This iconic cocktail is not only popular within Brazil but has also gained international recognition. It has become a staple at bars and restaurants around the world, allowing people everywhere to experience a taste of Brazil.
Whether you're enjoying it at a lively beachside bar in Rio de Janeiro or sipping it at home, the Caipirinha is sure to delight your taste buds and transport you to the vibrant streets of Brazil. So raise your glass and toast to this beloved Brazilian cocktail!
Brazilian cuisine is a treasure trove of vibrant flavors and diverse culinary traditions. From the rich and hearty Feijoada to the mouthwatering Coxinha, each dish tells a story of Brazil's cultural heritage. The use of popular ingredients like black beans, cassava, coconut milk, and fresh seafood adds depth and complexity to these traditional recipes.

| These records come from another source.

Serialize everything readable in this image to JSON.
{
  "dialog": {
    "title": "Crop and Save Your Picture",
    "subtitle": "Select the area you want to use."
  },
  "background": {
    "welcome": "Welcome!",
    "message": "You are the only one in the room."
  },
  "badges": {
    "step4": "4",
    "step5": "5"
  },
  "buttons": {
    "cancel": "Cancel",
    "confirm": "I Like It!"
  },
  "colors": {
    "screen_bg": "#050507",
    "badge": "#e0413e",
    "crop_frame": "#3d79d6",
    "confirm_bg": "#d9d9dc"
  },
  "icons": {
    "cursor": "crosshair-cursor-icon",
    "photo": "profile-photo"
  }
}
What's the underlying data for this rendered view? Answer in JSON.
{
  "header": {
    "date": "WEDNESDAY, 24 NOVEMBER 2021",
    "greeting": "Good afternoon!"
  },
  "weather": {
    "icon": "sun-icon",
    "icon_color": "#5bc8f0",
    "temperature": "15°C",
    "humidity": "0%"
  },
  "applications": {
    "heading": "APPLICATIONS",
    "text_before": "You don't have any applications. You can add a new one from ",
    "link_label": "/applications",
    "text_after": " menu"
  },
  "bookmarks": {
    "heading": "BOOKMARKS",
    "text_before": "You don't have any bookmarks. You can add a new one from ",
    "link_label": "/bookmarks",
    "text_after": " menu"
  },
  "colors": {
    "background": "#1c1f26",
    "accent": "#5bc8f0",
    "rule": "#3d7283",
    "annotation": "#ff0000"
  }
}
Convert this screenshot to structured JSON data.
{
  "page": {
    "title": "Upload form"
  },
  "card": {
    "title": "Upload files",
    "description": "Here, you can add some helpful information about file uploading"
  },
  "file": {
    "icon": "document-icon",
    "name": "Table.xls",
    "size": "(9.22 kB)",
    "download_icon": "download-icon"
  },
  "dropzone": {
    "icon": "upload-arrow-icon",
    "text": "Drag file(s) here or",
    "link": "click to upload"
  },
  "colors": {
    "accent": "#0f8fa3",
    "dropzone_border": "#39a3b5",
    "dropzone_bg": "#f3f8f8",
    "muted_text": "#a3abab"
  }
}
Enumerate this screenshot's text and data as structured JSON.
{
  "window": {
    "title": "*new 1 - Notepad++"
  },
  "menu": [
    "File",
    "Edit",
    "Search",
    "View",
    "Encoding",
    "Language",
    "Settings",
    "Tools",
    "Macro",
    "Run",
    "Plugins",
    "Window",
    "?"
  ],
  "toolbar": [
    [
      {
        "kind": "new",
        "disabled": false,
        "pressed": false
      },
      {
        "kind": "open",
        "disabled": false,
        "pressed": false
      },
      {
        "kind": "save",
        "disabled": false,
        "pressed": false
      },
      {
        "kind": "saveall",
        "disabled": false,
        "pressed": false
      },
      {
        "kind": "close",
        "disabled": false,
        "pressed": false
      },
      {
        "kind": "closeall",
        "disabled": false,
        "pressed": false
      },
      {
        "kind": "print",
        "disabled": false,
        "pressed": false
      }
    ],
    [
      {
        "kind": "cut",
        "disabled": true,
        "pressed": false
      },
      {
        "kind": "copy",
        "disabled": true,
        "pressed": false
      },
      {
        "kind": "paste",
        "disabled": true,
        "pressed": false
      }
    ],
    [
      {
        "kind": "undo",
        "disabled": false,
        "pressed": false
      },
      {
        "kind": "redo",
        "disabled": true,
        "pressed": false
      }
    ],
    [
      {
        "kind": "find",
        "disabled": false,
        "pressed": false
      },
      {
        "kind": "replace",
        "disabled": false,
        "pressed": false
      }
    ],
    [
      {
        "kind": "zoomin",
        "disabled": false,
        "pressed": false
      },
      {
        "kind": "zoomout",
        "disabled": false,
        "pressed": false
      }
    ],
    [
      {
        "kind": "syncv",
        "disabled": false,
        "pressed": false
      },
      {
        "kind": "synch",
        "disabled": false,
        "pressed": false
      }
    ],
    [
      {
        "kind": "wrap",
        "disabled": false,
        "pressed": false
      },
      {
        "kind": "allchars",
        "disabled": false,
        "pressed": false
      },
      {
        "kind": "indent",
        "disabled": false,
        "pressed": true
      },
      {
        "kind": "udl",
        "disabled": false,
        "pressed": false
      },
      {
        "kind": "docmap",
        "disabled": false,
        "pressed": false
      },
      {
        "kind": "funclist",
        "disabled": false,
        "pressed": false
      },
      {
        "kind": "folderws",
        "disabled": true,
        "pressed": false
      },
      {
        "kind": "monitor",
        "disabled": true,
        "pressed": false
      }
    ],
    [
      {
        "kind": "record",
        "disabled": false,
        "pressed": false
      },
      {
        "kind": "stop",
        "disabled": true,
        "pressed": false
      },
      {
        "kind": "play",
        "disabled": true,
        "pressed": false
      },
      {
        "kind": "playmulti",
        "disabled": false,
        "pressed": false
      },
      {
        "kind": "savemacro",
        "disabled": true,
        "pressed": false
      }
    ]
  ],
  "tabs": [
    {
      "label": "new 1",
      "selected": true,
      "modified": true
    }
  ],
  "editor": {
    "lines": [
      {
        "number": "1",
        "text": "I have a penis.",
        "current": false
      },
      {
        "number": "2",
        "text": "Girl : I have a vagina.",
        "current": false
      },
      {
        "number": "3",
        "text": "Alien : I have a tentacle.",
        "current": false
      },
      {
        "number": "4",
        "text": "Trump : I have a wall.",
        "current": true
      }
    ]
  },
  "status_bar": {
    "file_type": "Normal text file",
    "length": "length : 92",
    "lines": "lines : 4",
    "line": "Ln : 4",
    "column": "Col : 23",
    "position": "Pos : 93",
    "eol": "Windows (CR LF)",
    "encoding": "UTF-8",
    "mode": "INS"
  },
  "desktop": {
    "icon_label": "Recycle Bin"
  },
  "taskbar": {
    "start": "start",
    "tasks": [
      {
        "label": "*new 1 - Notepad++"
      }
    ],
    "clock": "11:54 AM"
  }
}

Whether you're indulging in the sweet delight of Brigadeiro or savoring the aromatic Moqueca, Brazilian food offers a sensory experience like no other. The cheesy Pão de Queijo is perfect for those craving a warm and comforting treat, while the refreshing Caipirinha cocktail provides a taste of Brazil's famous nightlife.
Exploring the world of Brazilian cuisine allows us to appreciate the country's rich history and diverse cultural influences. So why not embark on a culinary adventure and discover the incredible flavors that Brazil has to offer? From street food to traditional dishes, there is something to satisfy every palate. Delight in the flavors of Brazil and let your taste buds be transported to this vibrant South American nation.
Published: 27. 12. 2023